I went through the normal cycle of emotions as this scenario wasn’t uncommon. I always counted down the moments until he got home. I loved the anticipation of seeing him, connecting with him and the pure joy I experienced watching all of the kids holler out his name as if a celebrity had visited our home. They’d tackle him for the evening wrestling match—it was always something to look forward to. Those feelings of anticipation would turn to worry; hoping all was ok. The later he was, the more time I had for the emotions to change. Worry would turn to disappointment. I’d feel sad that he wasn’t coming for us. Disappointment would turn to hurt: “why doesn’t he want to come home to us? Why aren’t I enough? What am I doing wrong? What more can I do for him to adore me like he used to?” The longer it took for him to come home, the more time it gave me to stew over these questions. In time, the questions produced anger and a rage within. Despite his arguments of what a disappointment I was, I knew that I gave more than any other wife and mother I knew and in return received so much less.

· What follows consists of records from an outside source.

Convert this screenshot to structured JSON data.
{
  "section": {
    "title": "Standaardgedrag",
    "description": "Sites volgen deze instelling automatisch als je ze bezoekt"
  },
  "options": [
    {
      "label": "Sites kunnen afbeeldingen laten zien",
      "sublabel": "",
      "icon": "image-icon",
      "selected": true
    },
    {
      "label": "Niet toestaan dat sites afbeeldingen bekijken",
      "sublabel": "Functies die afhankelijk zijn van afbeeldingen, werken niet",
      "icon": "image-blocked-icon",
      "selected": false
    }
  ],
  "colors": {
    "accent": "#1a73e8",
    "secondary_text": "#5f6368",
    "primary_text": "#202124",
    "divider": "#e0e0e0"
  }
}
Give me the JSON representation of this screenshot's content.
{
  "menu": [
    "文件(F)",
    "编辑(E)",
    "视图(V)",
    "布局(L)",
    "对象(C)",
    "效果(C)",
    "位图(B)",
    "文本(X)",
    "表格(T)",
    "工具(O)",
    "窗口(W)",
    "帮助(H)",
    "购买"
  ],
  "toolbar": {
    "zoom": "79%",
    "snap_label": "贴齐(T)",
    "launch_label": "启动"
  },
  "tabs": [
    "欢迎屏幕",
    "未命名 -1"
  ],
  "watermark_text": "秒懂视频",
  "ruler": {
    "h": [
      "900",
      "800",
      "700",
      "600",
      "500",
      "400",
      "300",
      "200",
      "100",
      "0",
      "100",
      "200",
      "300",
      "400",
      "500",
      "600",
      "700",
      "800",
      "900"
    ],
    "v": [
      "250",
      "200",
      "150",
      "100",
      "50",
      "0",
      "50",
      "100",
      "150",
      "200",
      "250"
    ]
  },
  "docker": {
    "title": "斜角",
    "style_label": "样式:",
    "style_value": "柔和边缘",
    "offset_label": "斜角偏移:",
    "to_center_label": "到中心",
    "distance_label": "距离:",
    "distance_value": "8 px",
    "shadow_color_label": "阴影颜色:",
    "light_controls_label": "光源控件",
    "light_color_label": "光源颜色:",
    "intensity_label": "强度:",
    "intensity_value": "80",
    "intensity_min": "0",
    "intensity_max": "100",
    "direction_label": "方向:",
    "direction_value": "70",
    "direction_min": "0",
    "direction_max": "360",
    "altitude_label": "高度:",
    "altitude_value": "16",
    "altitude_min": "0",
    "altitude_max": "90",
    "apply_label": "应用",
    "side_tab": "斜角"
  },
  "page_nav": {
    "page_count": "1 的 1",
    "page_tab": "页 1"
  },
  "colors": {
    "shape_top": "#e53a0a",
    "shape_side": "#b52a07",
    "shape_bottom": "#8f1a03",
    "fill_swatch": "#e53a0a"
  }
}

After months of this routine—and these arguments—his words would permeate my thinking. “Your attitude is what makes me not want to come home.” I’d try desperately to reel in my emotions because I knew if I didn’t give him the proper homecoming of gratitude, he would just turn around and walk back out. All I wanted was for him to be home and love us. I can now see that any love I had for myself came to me through his love and affection. If he took that from me, I was worthless.
I don’t remember what happened that night, but I know the argument turned to yelling and something changed inside me. I couldn’t stand another moment of craziness. I made a break for the gun safe. He figured out what I was doing and chased after me. Our running must have attracted my daughter’s attention. She followed us to our room. As he forced the safe shut with his hand I commanded him to let me open it. I don’t remember my words, but I was committed. I wanted out of this hopeless life and this was the quickest way I could think to make it happen. My daughter’s tear-filled eyes pierced me as she cried out: “No, Mommy. Stop. I love you.”
I cry every time I think of that moment. The desperation in her eyes, her pleading with me as if my life depended on it. What she didn’t know then and still doesn’t know today is that it did. Her display of love in my most hopeless moment saved my life and took away a lifetime of suicidal thoughts. Because of her clearly communicated love and dependence on me, I changed. I would never take myself away from her.
After the kids were in bed, I spent the remainder of the night in the darkness of my backyard on the phone. Too embarrassed to call anyone I knew, I spent quite awhile talking to someone from a suicide hotline. I retold my story in hopes of finding advice so that I wouldn’t return to that place.
My husband kept his distance. After ridiculing me, and then refusing to talk anymore. He made a few comments about how selfish I was and how idiotic my “attention getting” tactics were. He laughed and told me that if I acted like a child that he was going to treat me like one and “pretending to off yourself is nothing more than a childlike tantrum.” I left him to his television watching and video games and went to my room. I cried myself to sleep alone that night. I hoped that some day he would find it in his heart to forgive me and that he would still love me.
Weeks later, my daughter asked, “What is in the black box in your closet?” I knew right away what she was referring to. That sweet girl had not the faintest idea of what I was attempting to do that night. She had no idea the black box she was referring to was a gun safe. I made something up and was grateful the answer I gave satisfied her curiosity. I will always regret that I let myself sink to such a low place, and I am eternally grateful for God reaching out to me in the most powerful way possible. Through my child He saved my life and poured out on me the deepest love and the greatest purpose I had ever felt. Even though I wish that moment never happened, I cannot complain I am forever changed. If They Only Knew …